### [What the task requires]
Only the lines from the one containing "Transcribe this image's" to the end of the records belong in the copy. Reproduce them word for word and drop the pictures.

### [Task data]
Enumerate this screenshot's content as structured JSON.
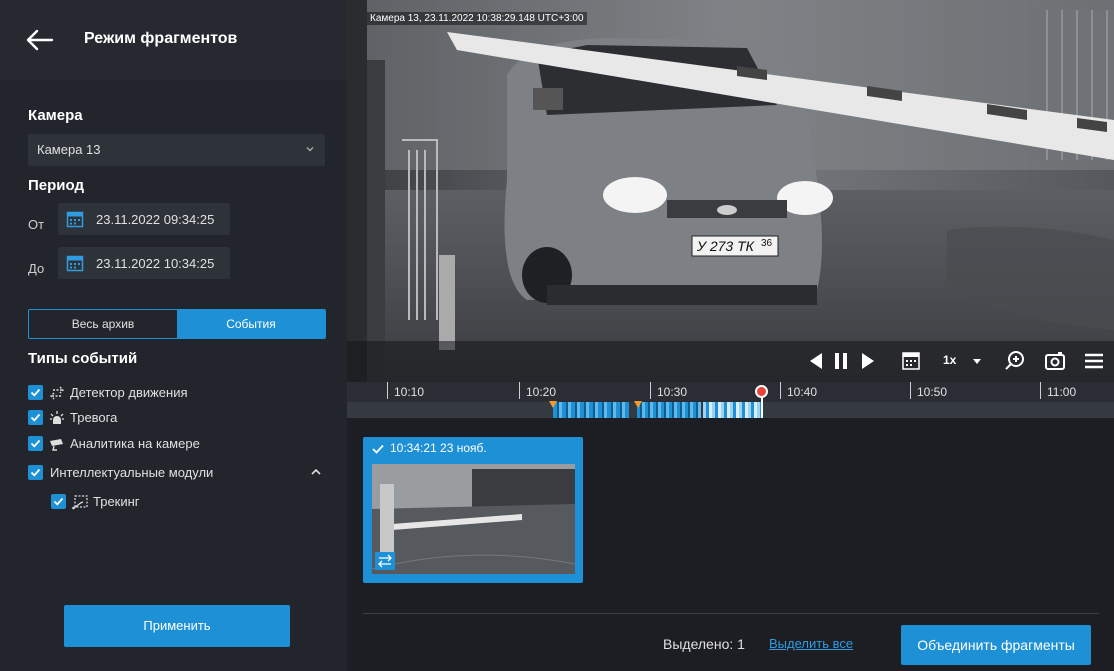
{
  "header": {
    "title": "Режим фрагментов",
    "back_icon": "arrow-left-icon"
  },
  "camera": {
    "label": "Камера",
    "selected": "Камера 13"
  },
  "period": {
    "label": "Период",
    "from_label": "От",
    "from_value": "23.11.2022  09:34:25",
    "to_label": "До",
    "to_value": "23.11.2022  10:34:25"
  },
  "mode": {
    "options": [
      "Весь архив",
      "События"
    ],
    "active": "События"
  },
  "event_types": {
    "label": "Типы событий",
    "items": [
      {
        "label": "Детектор движения",
        "icon": "motion-detector-icon",
        "checked": true
      },
      {
        "label": "Тревога",
        "icon": "alarm-icon",
        "checked": true
      },
      {
        "label": "Аналитика на камере",
        "icon": "camera-analytics-icon",
        "checked": true
      },
      {
        "label": "Интеллектуальные модули",
        "checked": true,
        "expanded": true
      },
      {
        "label": "Трекинг",
        "icon": "tracking-icon",
        "checked": true
      }
    ]
  },
  "apply_label": "Применить",
  "video": {
    "overlay": "Камера 13, 23.11.2022 10:38:29.148 UTC+3:00",
    "plate": "У 273 ТК",
    "plate_region": "36",
    "speed": "1x"
  },
  "timeline": {
    "ticks": [
      "10:10",
      "10:20",
      "10:30",
      "10:40",
      "10:50",
      "11:00"
    ]
  },
  "fragment": {
    "title": "10:34:21 23 нояб.",
    "selected": true
  },
  "footer": {
    "selected_text": "Выделено: 1",
    "select_all": "Выделить все",
    "merge_label": "Объединить фрагменты"
  },
  "colors": {
    "accent": "#1e90d6",
    "marker": "#f29b2f",
    "playhead": "#e9443b"
  }
}
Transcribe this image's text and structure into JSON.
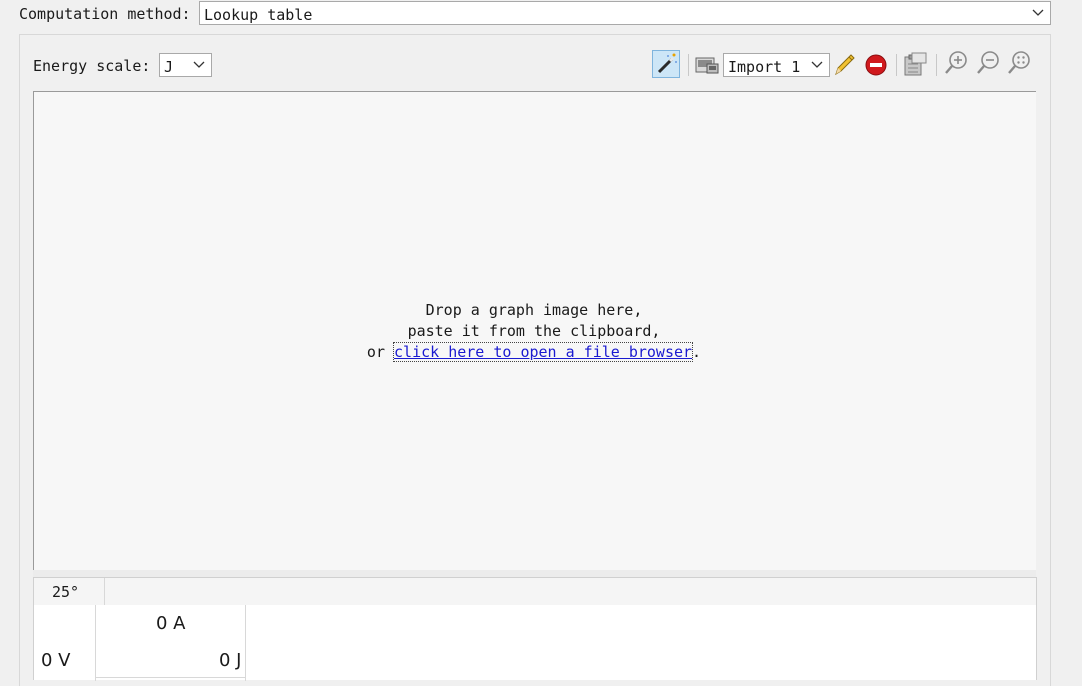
{
  "computation": {
    "label": "Computation method:",
    "value": "Lookup table"
  },
  "energy": {
    "label": "Energy scale:",
    "value": "J"
  },
  "toolbar": {
    "import_value": "Import 1",
    "icons": [
      "magic-wand-icon",
      "image-screen-icon",
      "pencil-icon",
      "delete-red-icon",
      "clipboard-icon",
      "zoom-in-icon",
      "zoom-out-icon",
      "zoom-fit-icon"
    ]
  },
  "canvas": {
    "line1": "Drop a graph image here,",
    "line2": "paste it from the clipboard,",
    "line3_prefix": "or ",
    "link_text": "click here to open a file browser",
    "line3_suffix": "."
  },
  "table": {
    "tab_label": "25°",
    "cell_a": "0 A",
    "cell_v": "0 V",
    "cell_j": "0 J"
  }
}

### [Response box]
Transcribe this image's text and structure into JSON.
{
  "computation": {
    "label": "Computation method:",
    "value": "Lookup table"
  },
  "energy": {
    "label": "Energy scale:",
    "value": "J"
  },
  "toolbar": {
    "import_value": "Import 1",
    "icons": [
      "magic-wand-icon",
      "image-screen-icon",
      "pencil-icon",
      "delete-red-icon",
      "clipboard-icon",
      "zoom-in-icon",
      "zoom-out-icon",
      "zoom-fit-icon"
    ]
  },
  "canvas": {
    "line1": "Drop a graph image here,",
    "line2": "paste it from the clipboard,",
    "line3_prefix": "or ",
    "link_text": "click here to open a file browser",
    "line3_suffix": "."
  },
  "table": {
    "tab_label": "25°",
    "cell_a": "0 A",
    "cell_v": "0 V",
    "cell_j": "0 J"
  }
}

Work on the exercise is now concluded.